Manitoba and immigration: An interesting case study

The Manitoba example is an interesting one for us to consider as we think more deeply about immigration and the labour market.  Even though Manitoba has no oil and gas industry and only a fairly small mining sector (less that 3% of total GDP) its economy grew robustly between 2006 and 2014.  Not to the level of Saskatchewan or Alberta mind you but still the size of the economy (real GDP) swelled by 20%.  New Brunswick, by contrast, saw its total economy grow by only 2% over the same period.

What is interesting is the drivers of economic growth.  In Manitoba, manufacturing GDP increased by 14% while decreasing 11% in New Brunswick.  Transportation and warehousing GDP up by 12% in Manitoba but down 3% in New Brunswick. The administration and support services sector (where many contact centre jobs are classified) grew its GDP by 8% in Manitoba while declining by 7% in New Brunswick.

If you look at the ‘public sectors’ in comparison to overall GDP growth you see an interesting trend too.  Health care GDP and public administration GDP grew strongly in Manitoba but less than the rate of overall economic growth.  In New Brunswick, by contrast, health care GDP grew five times faster than overall GDP and public administration GDP grew six times.

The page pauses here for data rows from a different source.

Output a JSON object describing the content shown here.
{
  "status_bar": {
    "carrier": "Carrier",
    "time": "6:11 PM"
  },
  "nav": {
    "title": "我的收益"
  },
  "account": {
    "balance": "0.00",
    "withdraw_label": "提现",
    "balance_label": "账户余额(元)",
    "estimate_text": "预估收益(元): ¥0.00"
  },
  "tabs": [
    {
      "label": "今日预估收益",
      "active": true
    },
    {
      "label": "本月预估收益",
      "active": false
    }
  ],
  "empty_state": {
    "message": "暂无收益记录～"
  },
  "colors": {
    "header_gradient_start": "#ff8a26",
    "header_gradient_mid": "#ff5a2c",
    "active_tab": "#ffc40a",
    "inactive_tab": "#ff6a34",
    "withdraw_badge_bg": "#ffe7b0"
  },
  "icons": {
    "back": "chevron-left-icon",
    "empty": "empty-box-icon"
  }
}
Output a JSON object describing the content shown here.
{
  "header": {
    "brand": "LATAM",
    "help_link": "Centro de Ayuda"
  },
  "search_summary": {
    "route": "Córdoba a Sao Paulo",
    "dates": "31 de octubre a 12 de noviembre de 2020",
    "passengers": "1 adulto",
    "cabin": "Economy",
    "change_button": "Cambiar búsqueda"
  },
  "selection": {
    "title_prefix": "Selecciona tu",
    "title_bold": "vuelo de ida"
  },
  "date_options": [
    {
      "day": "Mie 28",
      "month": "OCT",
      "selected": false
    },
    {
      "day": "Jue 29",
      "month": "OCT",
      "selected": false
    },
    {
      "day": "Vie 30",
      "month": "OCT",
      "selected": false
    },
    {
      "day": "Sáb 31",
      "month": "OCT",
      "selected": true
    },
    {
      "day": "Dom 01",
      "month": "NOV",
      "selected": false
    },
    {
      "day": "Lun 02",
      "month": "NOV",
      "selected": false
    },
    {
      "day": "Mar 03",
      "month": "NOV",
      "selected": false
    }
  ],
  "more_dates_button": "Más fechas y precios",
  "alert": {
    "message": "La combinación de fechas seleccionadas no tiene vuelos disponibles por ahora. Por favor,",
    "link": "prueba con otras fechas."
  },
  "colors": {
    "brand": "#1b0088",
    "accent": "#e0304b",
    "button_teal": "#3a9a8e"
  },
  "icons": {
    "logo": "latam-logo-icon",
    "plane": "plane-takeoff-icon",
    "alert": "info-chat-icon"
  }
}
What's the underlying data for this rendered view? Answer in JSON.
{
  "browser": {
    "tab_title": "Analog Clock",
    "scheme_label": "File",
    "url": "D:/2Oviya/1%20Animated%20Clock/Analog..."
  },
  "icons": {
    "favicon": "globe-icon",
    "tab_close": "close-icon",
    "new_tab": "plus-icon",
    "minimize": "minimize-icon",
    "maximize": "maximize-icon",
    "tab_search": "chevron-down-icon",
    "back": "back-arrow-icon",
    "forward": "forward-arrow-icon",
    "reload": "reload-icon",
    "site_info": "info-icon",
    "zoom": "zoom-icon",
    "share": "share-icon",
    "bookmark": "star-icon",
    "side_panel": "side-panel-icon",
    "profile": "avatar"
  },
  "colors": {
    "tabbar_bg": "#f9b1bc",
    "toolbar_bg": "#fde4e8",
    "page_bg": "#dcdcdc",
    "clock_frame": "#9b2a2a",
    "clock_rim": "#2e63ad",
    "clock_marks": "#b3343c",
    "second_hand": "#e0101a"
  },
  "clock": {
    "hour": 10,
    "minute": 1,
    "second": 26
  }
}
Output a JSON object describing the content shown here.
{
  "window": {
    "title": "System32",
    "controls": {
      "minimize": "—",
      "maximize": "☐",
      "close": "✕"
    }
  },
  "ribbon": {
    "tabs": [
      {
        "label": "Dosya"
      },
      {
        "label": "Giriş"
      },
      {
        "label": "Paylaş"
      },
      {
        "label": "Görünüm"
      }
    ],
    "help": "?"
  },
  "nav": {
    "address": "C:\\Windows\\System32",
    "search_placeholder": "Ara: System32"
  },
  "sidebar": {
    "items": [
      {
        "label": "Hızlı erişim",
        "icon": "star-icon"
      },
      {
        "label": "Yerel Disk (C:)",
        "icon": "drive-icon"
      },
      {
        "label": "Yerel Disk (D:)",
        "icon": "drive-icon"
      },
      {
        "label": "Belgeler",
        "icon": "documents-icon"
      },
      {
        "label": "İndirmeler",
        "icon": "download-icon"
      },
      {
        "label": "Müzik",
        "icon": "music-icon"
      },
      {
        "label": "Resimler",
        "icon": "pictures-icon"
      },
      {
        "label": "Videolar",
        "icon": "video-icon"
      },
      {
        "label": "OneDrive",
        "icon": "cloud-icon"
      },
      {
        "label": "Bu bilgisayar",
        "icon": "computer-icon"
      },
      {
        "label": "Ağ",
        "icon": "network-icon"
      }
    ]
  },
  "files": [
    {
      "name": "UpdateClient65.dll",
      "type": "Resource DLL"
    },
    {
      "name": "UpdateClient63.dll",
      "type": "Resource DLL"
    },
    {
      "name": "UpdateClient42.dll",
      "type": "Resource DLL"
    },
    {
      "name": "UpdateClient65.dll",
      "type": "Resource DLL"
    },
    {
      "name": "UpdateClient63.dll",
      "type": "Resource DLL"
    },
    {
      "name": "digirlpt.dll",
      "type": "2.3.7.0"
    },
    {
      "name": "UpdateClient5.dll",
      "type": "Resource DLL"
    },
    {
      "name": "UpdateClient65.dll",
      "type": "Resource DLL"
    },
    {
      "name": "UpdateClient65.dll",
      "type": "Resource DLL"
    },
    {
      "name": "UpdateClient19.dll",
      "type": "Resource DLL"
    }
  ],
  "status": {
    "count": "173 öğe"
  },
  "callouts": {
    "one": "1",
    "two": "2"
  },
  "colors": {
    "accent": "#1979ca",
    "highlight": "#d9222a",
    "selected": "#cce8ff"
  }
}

But what is really interesting is the correlation between growing industries and immigration.  Manitoba, a province only slightly larger than New Brunswick, attracted more than 8 times as many immigrants between 2001 and 2011 (defined as those living in the province in 2011 that arrived in Canada between 2001 and 2011).

But when it comes to the occupations that support export-oriented industries, the multiples go through the roof.  Of the more than 18,000 New Brunswickers who worked in manufacturing-related occupations (NOC 9) in 2011, only 175 were recent immigrants (0.9%).  In Manitoba, it was 5,515 (one in five of every workers).  Manitoba attracted 31.5 times as many workers in NOC 9 compared to New Brunswick over the period.


It’s clear that Manitoba has been attracting immigrants for years to support economic growth.

One final point.  Between 2001 and 2011, Manitoba’s employed workforce expanded by 62,000 people.  46,000 of the workers were recent immigrants.